An online sex offender has has been jailed for three months for assaulting his probation officer.
Lurgan-based 59-year-old American software developer Mathew O’Hare was ordered to spend three years on probation in March last year after he admitted offences relating to indecent images of children and sexual communication with a child.
On Friday, Craigavon Crown Court heard how O’Hare, from Monbrief Walk in Lurgan, had breach the order by assaulting his probation officer two months ago.
Revoking the order and replacing it with a one year sentence – three months of which are to be served behind bars and the rest under licence – Judge Patrick Lynch QC said he believed rehabilitating him through probation was more beneficial to O’Hare and society generally.
He told O’Hare that having been subjected to “unfair abuse and physical attack, that seems in your mind to have translated into you being a victim rather than a perpetrator of criminal behaviour and your reaction to the people who tried to give assistance is totally reprehensible.”
Judge Lynch heard that O’Hare had been physically attacked and burnt out of his home in an arson attack but he told the pervert the probation order had been imposed as a “direct alternative to prison” but given he breached it in an “egregious fashion,” he had no other option but to jail him.
Oregon native O’Hare, who said in a newspaper interview in 2016 that he moved to Northern Ireland to escape intolerance in his homeland, had been given the order for offences of making and possessing indecent images of children, possessing an extreme pornographic image and contacting a child for the purpose of sexual gratification.
In an online post last August, O’Hare described how he involved himself in online chats which led to his arrest by the PSNI.
“Over the years, I moved to role play chats on Internet Relay Chats with guys to get off. These chats would get rather bad. From as far back as 2006, I wanted to be rid of them. Around 2013, I was looking for counselling that would get me out of the chats, “ he wrote.
“I should have been more aggressive with it. I was afraid that if I did talk with a counsellor, word would get to law enforcement and I would be subject to the vigilantes and legal registrations that I have indeed had for the last half year.”
He added: “In November of 2016, some constable in London was pretending to be the boyfriend of a woman in London with a boy that I could have.

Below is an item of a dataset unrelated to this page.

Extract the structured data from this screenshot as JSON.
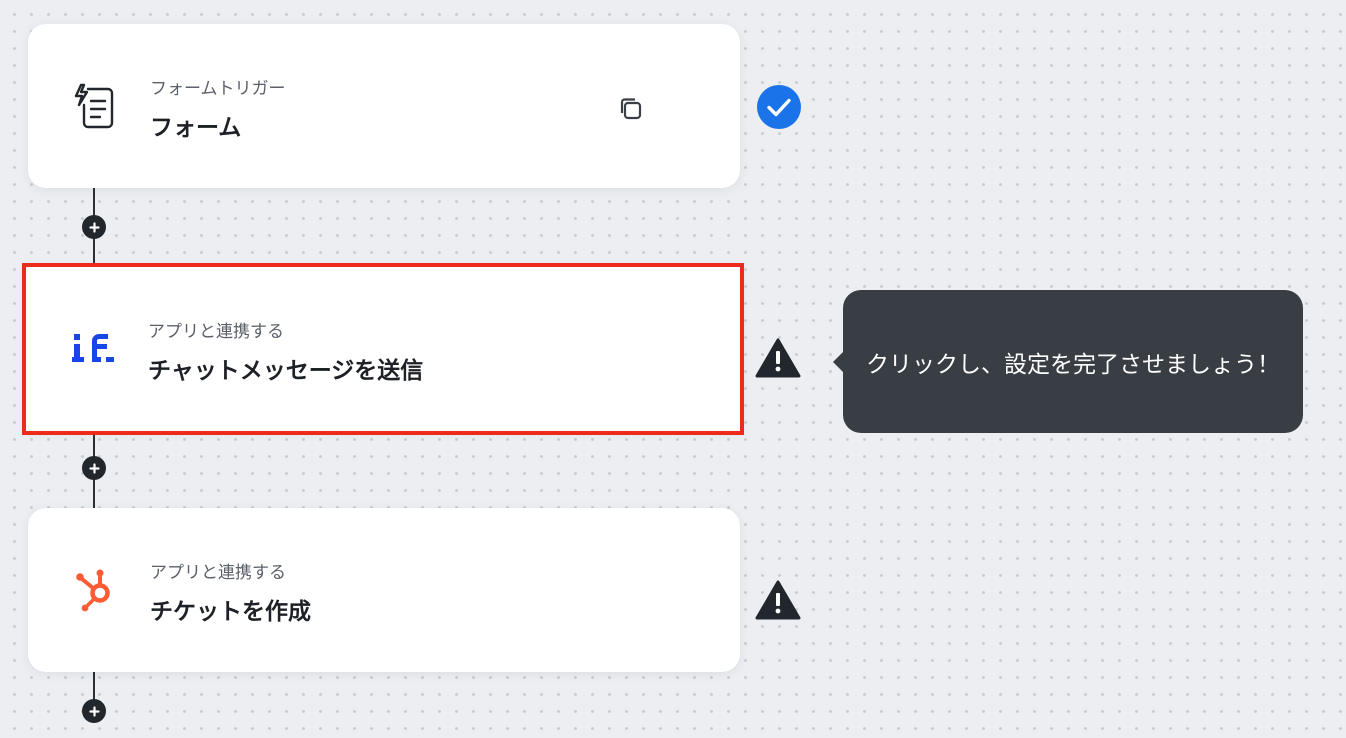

I knew that it was fake, but I assumed it was standard role play and engaged with the chat. Oddly, we never discussed (much less sent) any images. Anyway, he packaged everything up and sent it to the PSNI and they pursued me.”
O’Hare added: “The last few years, I stopped the chats completely. In fact, the following few years, I stopped that class of chat with over 18s as well. I no longer used these for coping mechanisms.”
He said: “I never wanted the images. The conversations, I tried to keep legal if not moral. But, if I could never have a fair trial, why not plea guilty, draw a line under it, and go forward? “